I loved the music so I had to buy the CD.
This film has a lot of charm and humor to offset that it is overly girly and not a little grisly (the humongous snow monster and the duplicitous Hans).
This product was provided to me at a discount in exchange for my honest review. Which means, this opinion is 100% my own and not the result of a head injury or alien mind control. Though I got a great deal, I'm not beholden to anyone to write an awesome review. I was in no way compensated for what you have just read. I pride myself in being as honest and as objective as possible. I want to assure you that I've tested this product out thoroughly and everything I write in my reviews, be it good or bad, is my 100% honest opinion about the product. No animals were harmed in the making of this review. If you like my review, I like you back. If you want me to like you even more or if my review saved your life or your marriage or something cool like that, feel free to click the little button saying my review was helpful. Thank you. @Chyld
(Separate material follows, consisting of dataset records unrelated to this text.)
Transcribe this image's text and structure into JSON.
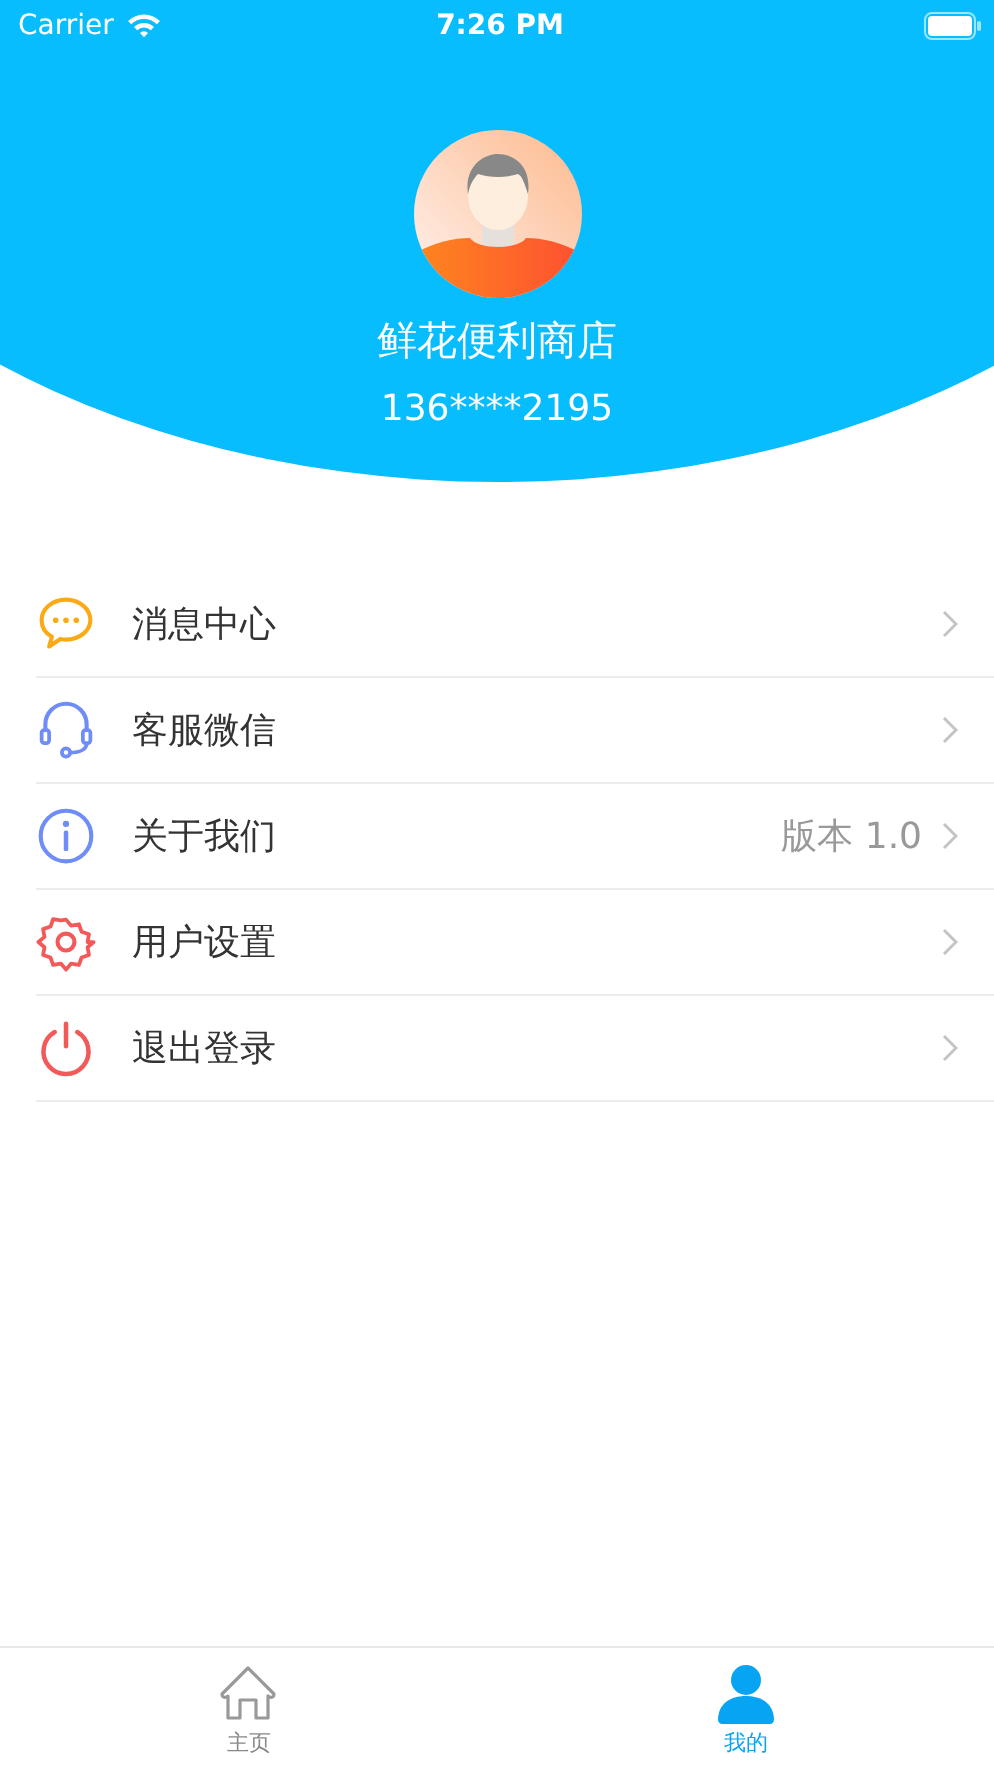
{
  "status_bar": {
    "carrier": "Carrier",
    "time": "7:26 PM"
  },
  "profile": {
    "name": "鲜花便利商店",
    "phone": "136****2195"
  },
  "menu": [
    {
      "label": "消息中心"
    },
    {
      "label": "客服微信"
    },
    {
      "label": "关于我们",
      "value": "版本 1.0"
    },
    {
      "label": "用户设置"
    },
    {
      "label": "退出登录"
    }
  ],
  "tab_bar": [
    {
      "label": "主页",
      "selected": false
    },
    {
      "label": "我的",
      "selected": true
    }
  ]
}
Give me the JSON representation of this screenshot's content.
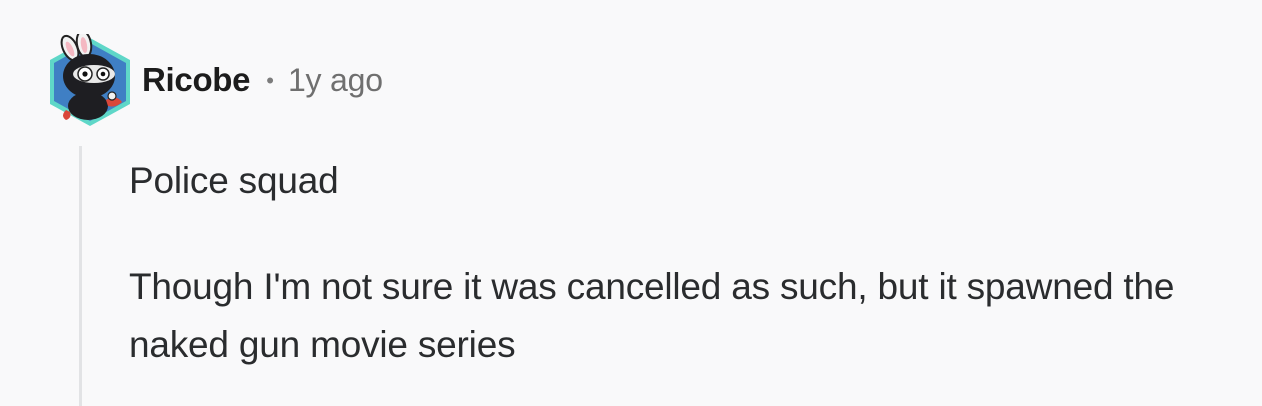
{
  "comment": {
    "author": "Ricobe",
    "separator": "•",
    "timestamp": "1y ago",
    "paragraphs": [
      "Police squad",
      "Though I'm not sure it was cancelled as such, but it spawned the naked gun movie series"
    ]
  },
  "colors": {
    "background": "#f9f9fa",
    "author": "#1c1c1c",
    "meta": "#6f6f6f",
    "body_text": "#2a2c2e",
    "thread_line": "#e2e3e5",
    "avatar_hex_border": "#5fd7c8",
    "avatar_hex_fill": "#3f7fc4"
  },
  "icons": {
    "avatar": "ninja-bunny-avatar-icon"
  }
}
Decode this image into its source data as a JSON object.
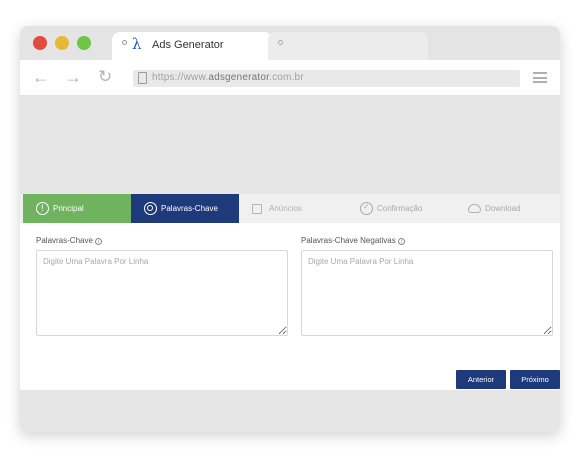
{
  "browser": {
    "tab_title": "Ads Generator",
    "tab_logo": "λ",
    "url_prefix": "https://www.",
    "url_domain": "adsgenerator",
    "url_suffix": ".com.br"
  },
  "steps": [
    {
      "label": "Principal",
      "state": "done",
      "icon": "info-icon"
    },
    {
      "label": "Palavras-Chave",
      "state": "active",
      "icon": "search-icon"
    },
    {
      "label": "Anúncios",
      "state": "pending",
      "icon": "document-icon"
    },
    {
      "label": "Confirmação",
      "state": "pending",
      "icon": "check-circle-icon"
    },
    {
      "label": "Download",
      "state": "pending",
      "icon": "cloud-download-icon"
    }
  ],
  "form": {
    "keywords_label": "Palavras-Chave",
    "keywords_placeholder": "Digite Uma Palavra Por Linha",
    "negative_label": "Palavras-Chave Negativas",
    "negative_placeholder": "Digite Uma Palavra Por Linha"
  },
  "buttons": {
    "prev": "Anterior",
    "next": "Próximo"
  },
  "colors": {
    "done": "#6fb35e",
    "active": "#1f3a7a",
    "button": "#1f3a7a"
  }
}
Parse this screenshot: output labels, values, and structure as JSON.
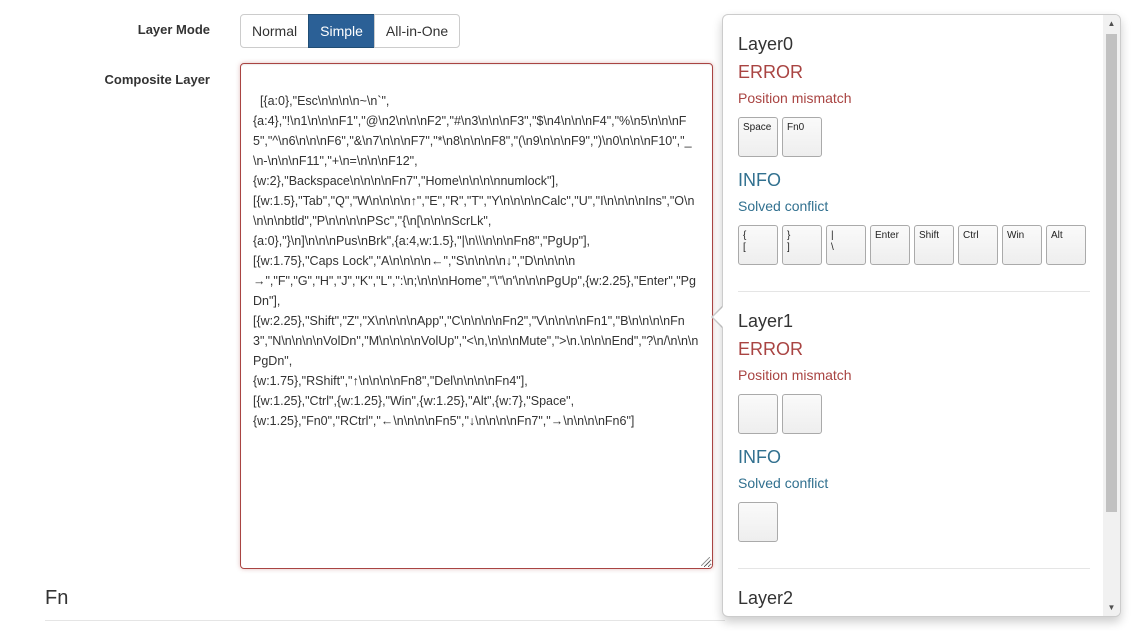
{
  "form": {
    "layer_mode_label": "Layer Mode",
    "composite_label": "Composite Layer",
    "modes": [
      {
        "label": "Normal",
        "active": false
      },
      {
        "label": "Simple",
        "active": true
      },
      {
        "label": "All-in-One",
        "active": false
      }
    ],
    "composite_value": "[{a:0},\"Esc\\n\\n\\n\\n~\\n`\",\n{a:4},\"!\\n1\\n\\n\\nF1\",\"@\\n2\\n\\n\\nF2\",\"#\\n3\\n\\n\\nF3\",\"$\\n4\\n\\n\\nF4\",\"%\\n5\\n\\n\\nF5\",\"^\\n6\\n\\n\\nF6\",\"&\\n7\\n\\n\\nF7\",\"*\\n8\\n\\n\\nF8\",\"(\\n9\\n\\n\\nF9\",\")\\n0\\n\\n\\nF10\",\"_\\n-\\n\\n\\nF11\",\"+\\n=\\n\\n\\nF12\",\n{w:2},\"Backspace\\n\\n\\n\\nFn7\",\"Home\\n\\n\\n\\nnumlock\"],\n[{w:1.5},\"Tab\",\"Q\",\"W\\n\\n\\n\\n↑\",\"E\",\"R\",\"T\",\"Y\\n\\n\\n\\nCalc\",\"U\",\"I\\n\\n\\n\\nIns\",\"O\\n\\n\\n\\nbtld\",\"P\\n\\n\\n\\nPSc\",\"{\\n[\\n\\n\\nScrLk\",\n{a:0},\"}\\n]\\n\\n\\nPus\\nBrk\",{a:4,w:1.5},\"|\\n\\\\\\n\\n\\nFn8\",\"PgUp\"],\n[{w:1.75},\"Caps Lock\",\"A\\n\\n\\n\\n←\",\"S\\n\\n\\n\\n↓\",\"D\\n\\n\\n\\n→\",\"F\",\"G\",\"H\",\"J\",\"K\",\"L\",\":\\n;\\n\\n\\nHome\",\"\\\"\\n'\\n\\n\\nPgUp\",{w:2.25},\"Enter\",\"PgDn\"],\n[{w:2.25},\"Shift\",\"Z\",\"X\\n\\n\\n\\nApp\",\"C\\n\\n\\n\\nFn2\",\"V\\n\\n\\n\\nFn1\",\"B\\n\\n\\n\\nFn3\",\"N\\n\\n\\n\\nVolDn\",\"M\\n\\n\\n\\nVolUp\",\"<\\n,\\n\\n\\nMute\",\">\\n.\\n\\n\\nEnd\",\"?\\n/\\n\\n\\nPgDn\",\n{w:1.75},\"RShift\",\"↑\\n\\n\\n\\nFn8\",\"Del\\n\\n\\n\\nFn4\"],\n[{w:1.25},\"Ctrl\",{w:1.25},\"Win\",{w:1.25},\"Alt\",{w:7},\"Space\",\n{w:1.25},\"Fn0\",\"RCtrl\",\"←\\n\\n\\n\\nFn5\",\"↓\\n\\n\\n\\nFn7\",\"→\\n\\n\\n\\nFn6\"]"
  },
  "section": {
    "title": "Fn"
  },
  "popover": {
    "layers": [
      {
        "title": "Layer0",
        "error": {
          "heading": "ERROR",
          "message": "Position mismatch",
          "keys": [
            "Space",
            "Fn0"
          ]
        },
        "info": {
          "heading": "INFO",
          "message": "Solved conflict",
          "keys": [
            "{\n[",
            "}\n]",
            "|\n\\",
            "Enter",
            "Shift",
            "Ctrl",
            "Win",
            "Alt"
          ]
        }
      },
      {
        "title": "Layer1",
        "error": {
          "heading": "ERROR",
          "message": "Position mismatch",
          "keys": [
            "",
            ""
          ]
        },
        "info": {
          "heading": "INFO",
          "message": "Solved conflict",
          "keys": [
            ""
          ]
        }
      },
      {
        "title": "Layer2"
      }
    ]
  },
  "colors": {
    "active_button": "#2b6096",
    "error": "#a94442",
    "info": "#31708f"
  }
}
The setting is excellent, and the attention to detail in things like clothing, the animations of snow and ice and the aurora borealis make the move really visually stunning at times. The characters range from serious to goofy and there are a good number of puns and gags that made me laugh. The music was also a little disappointing. The excellent song "Let It Go" is featured prominently, but the rest of the songs carry much less intesity and seem to disappear by the midway point of the film. The second half has far fewer songs. I doubt that many people will find themselves humming other songs from the film after a couple of viewings.
Overall, I think four stars is fair based on my view of the excellent technical merit of the animation, which is hampered to some extent by a plot that seemed thin and not overly original and musical content that relies too much on one stand-out song to carry through an entire feature.
If you pay attention, you will notice the same theme applies to EVERYTHING in the movie - Elsa's frozen heart is the subject of all of the songs, right from the beginning, the main focal point of the whole movie. Not intended to be a spoiler, but even Olaf and Marshmallow are the personifications of the two opposing sentiments in Elsa's heart..."i like warm hugs" - something she could not do but longed and ached for, and "go away and never come back" - something she felt she had to do to protect everyone else ("go away Anna" in the snowman song).
The interesting hidden part of the movie is that it exposes that Anna had a frozen heart too - which comes out eventually ("why are you always shutting everyone out?"). Her bitterness toward her sister at being shut out is subtle, but visible, and fits very well into the whole movie theme.
I think the movie also gives a balanced view of the parents - loving, caring, unsure of what to do, and fairly exposes that maybe they didn't handle things right, but without making them look like either buffoons or ogres.
I only wish they had an additional 30 seconds, maybe a minute, of interaction between the sisters at the climax near the end of the movie. A few more seconds of Elsa coming to grips with what the meaning of the act of love was, what love really was for that matter, and what that meant for her to be able to let people in again (since they spent so much time showing you how she was scared and kept people out)...just for balance...would have made this movie perfect.